    local% qcc -source -D_MPI=1 breaking.c
    local% scp _breaking.c user@occigen.cines.fr:
    #!/bin/bash
    #SBATCH -J breaking
    #SBATCH --constraint=HSW24
    #SBATCH --ntasks=64
    #SBATCH --threads-per-core=1
    #SBATCH --time=1:00:00
    #SBATCH --exclusive
    #SBATCH --mail-type=BEGIN,END,FAIL
    #SBATCH --mail-user=popinet@basilisk.fr
    
    module purge
    module load openmpi
    module load intel gcc
    
    NAME=breaking
    mpicc -Wall -std=c99 -O2 _$NAME.c -o $NAME \
        -I/home/popinet/local -L/home/popinet/local/gl -L/home/popinet/local/lib \
        -lglutils -lfb_osmesa -lOSMesa -lGLU -lppr -lgfortran -lm
    
    export LD_LIBRARY_PATH=/home/popinet/local/lib:$LD_LIBRARY_PATH
    export PATH=$PATH:/home/popinet/local/bin
    rm -f *.ppm
    srun --mpi=pmi2 -K1 --resv-ports -n $SLURM_NTASKS $NAME 2> log > out
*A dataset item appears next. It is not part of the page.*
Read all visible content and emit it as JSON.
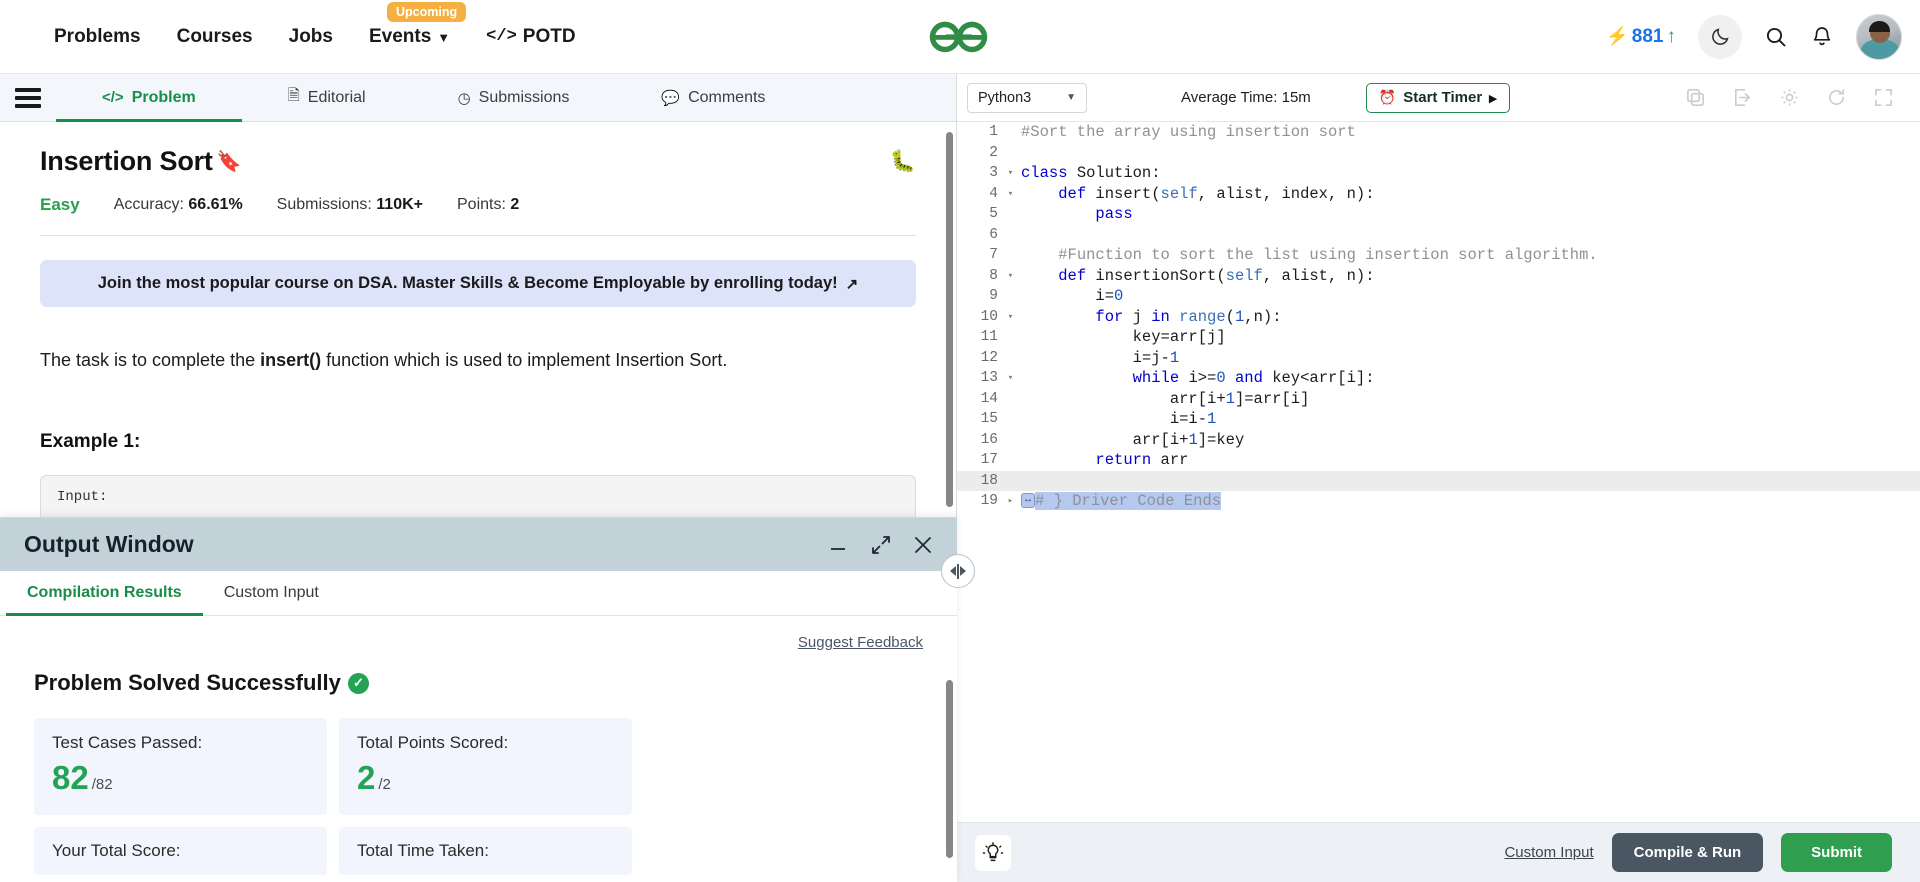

    The number of timesteps was 4159 and the runtime was 44 minutes with movie generation.

    References

    [durran2012]

    Dale R Durran and Peter N Blossey. Implicit–explicit multistep methods for fast-wave–slow-wave problems. Monthly Weather Review, 140(4):1307–1325, 2012. [ DOI ]